Featured image: A simulated image of the dynamic region surrounding a black hole, showing off a “bump” that builds up due to magnetohydrodynamic motion. (Courtesy Dexter et al., Astrophysics Journal 2010)
How do we know what a black hole looks like? We have many theories about these ominous objects that are backed up by evidence, but one thing we haven’t done is seen a black hole—due to their tiny size and total darkness, nobody has been able to take a picture of one. We haven’t had a telescope sharp enough to see the black hole, until now: and it’s only a small and determined band of scientists, currently developing a telescope the size of the Earth, to break through the barrier and image a black hole for the first time. This week, we focus on the story of the Event Horizon Telescope, a massive undertaking whose results are due in the near future.

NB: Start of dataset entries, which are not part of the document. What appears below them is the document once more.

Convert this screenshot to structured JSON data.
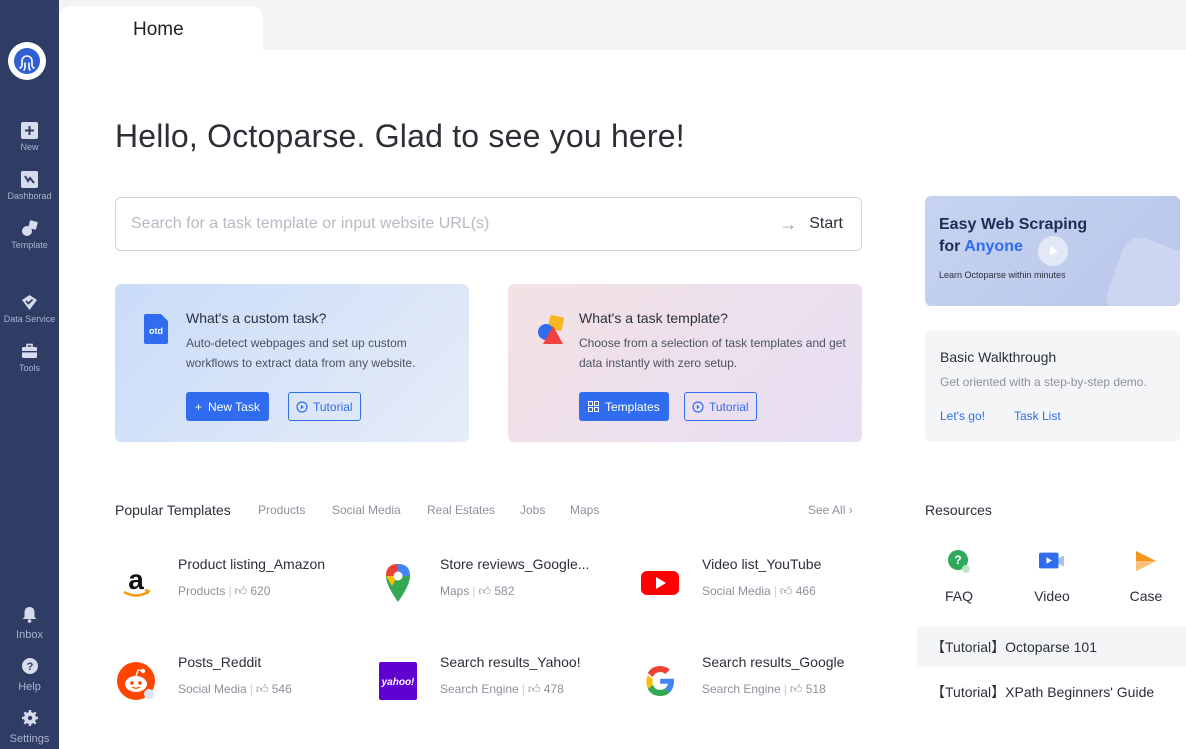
{
  "sidebar": {
    "items": [
      {
        "label": "New",
        "icon": "plus-square-icon"
      },
      {
        "label": "Dashborad",
        "icon": "dashboard-icon"
      },
      {
        "label": "Template",
        "icon": "template-icon"
      },
      {
        "label": "Data Service",
        "icon": "data-service-icon"
      },
      {
        "label": "Tools",
        "icon": "toolbox-icon"
      }
    ],
    "bottom": [
      {
        "label": "Inbox",
        "icon": "bell-icon"
      },
      {
        "label": "Help",
        "icon": "help-icon"
      },
      {
        "label": "Settings",
        "icon": "gear-icon"
      }
    ]
  },
  "tab": {
    "label": "Home"
  },
  "greeting": "Hello, Octoparse. Glad to see you here!",
  "search": {
    "placeholder": "Search for a task template or input website URL(s)",
    "value": "",
    "button": "Start"
  },
  "cards": {
    "custom": {
      "title": "What's a custom task?",
      "desc": "Auto-detect webpages and set up custom workflows to extract data from any website.",
      "primary": "New Task",
      "secondary": "Tutorial",
      "icon_text": "otd"
    },
    "template": {
      "title": "What's a task template?",
      "desc": "Choose from a selection of task templates and get data instantly with zero setup.",
      "primary": "Templates",
      "secondary": "Tutorial"
    }
  },
  "promo": {
    "line1": "Easy Web Scraping",
    "line2_prefix": "for ",
    "line2_highlight": "Anyone",
    "sub": "Learn Octoparse within minutes"
  },
  "walkthrough": {
    "title": "Basic Walkthrough",
    "desc": "Get oriented with a step-by-step demo.",
    "link1": "Let's go!",
    "link2": "Task List"
  },
  "popular": {
    "title": "Popular Templates",
    "categories": [
      "Products",
      "Social Media",
      "Real Estates",
      "Jobs",
      "Maps"
    ],
    "see_all": "See All ›",
    "templates": [
      {
        "name": "Product listing_Amazon",
        "category": "Products",
        "likes": "620",
        "logo": "amazon-logo"
      },
      {
        "name": "Store reviews_Google...",
        "category": "Maps",
        "likes": "582",
        "logo": "google-maps-logo"
      },
      {
        "name": "Video list_YouTube",
        "category": "Social Media",
        "likes": "466",
        "logo": "youtube-logo"
      },
      {
        "name": "Posts_Reddit",
        "category": "Social Media",
        "likes": "546",
        "logo": "reddit-logo"
      },
      {
        "name": "Search results_Yahoo!",
        "category": "Search Engine",
        "likes": "478",
        "logo": "yahoo-logo",
        "logo_text": "yahoo!"
      },
      {
        "name": "Search results_Google",
        "category": "Search Engine",
        "likes": "518",
        "logo": "google-logo"
      }
    ]
  },
  "resources": {
    "title": "Resources",
    "items": [
      {
        "label": "FAQ",
        "icon": "faq-icon"
      },
      {
        "label": "Video",
        "icon": "video-icon"
      },
      {
        "label": "Case",
        "icon": "case-icon"
      }
    ],
    "links": [
      "【Tutorial】Octoparse 101",
      "【Tutorial】XPath Beginners' Guide"
    ]
  },
  "colors": {
    "sidebar": "#2f3c64",
    "accent": "#2f6cf0",
    "promo_bg": "#c6d3f0"
  }
}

Kelsey Ockert is back on These Vibes for a book giveaway about this phenomenal scientific project. Check out “Einstein’s Shadow: A Black Hole, a Band of Astronomers, and the Quest to See the Unseeable” by Seth Fletcher! Thanks to the Princeton Public Library for the free book.
In other news:
- A new study linking a special type of neuron to longevity claims that it’s not how large your body is, but how large your brain is, that determines your lifespan.
- After a long life capturing evidence of exoplanets, the Kepler Telescope has retired from service.
- Perchlorates, volatile chemicals needed in jet fuel and other exotic applications, are formed on Mars perhaps due to electricity buildup within dust devils.
The playlist is online at WPRB.com or below.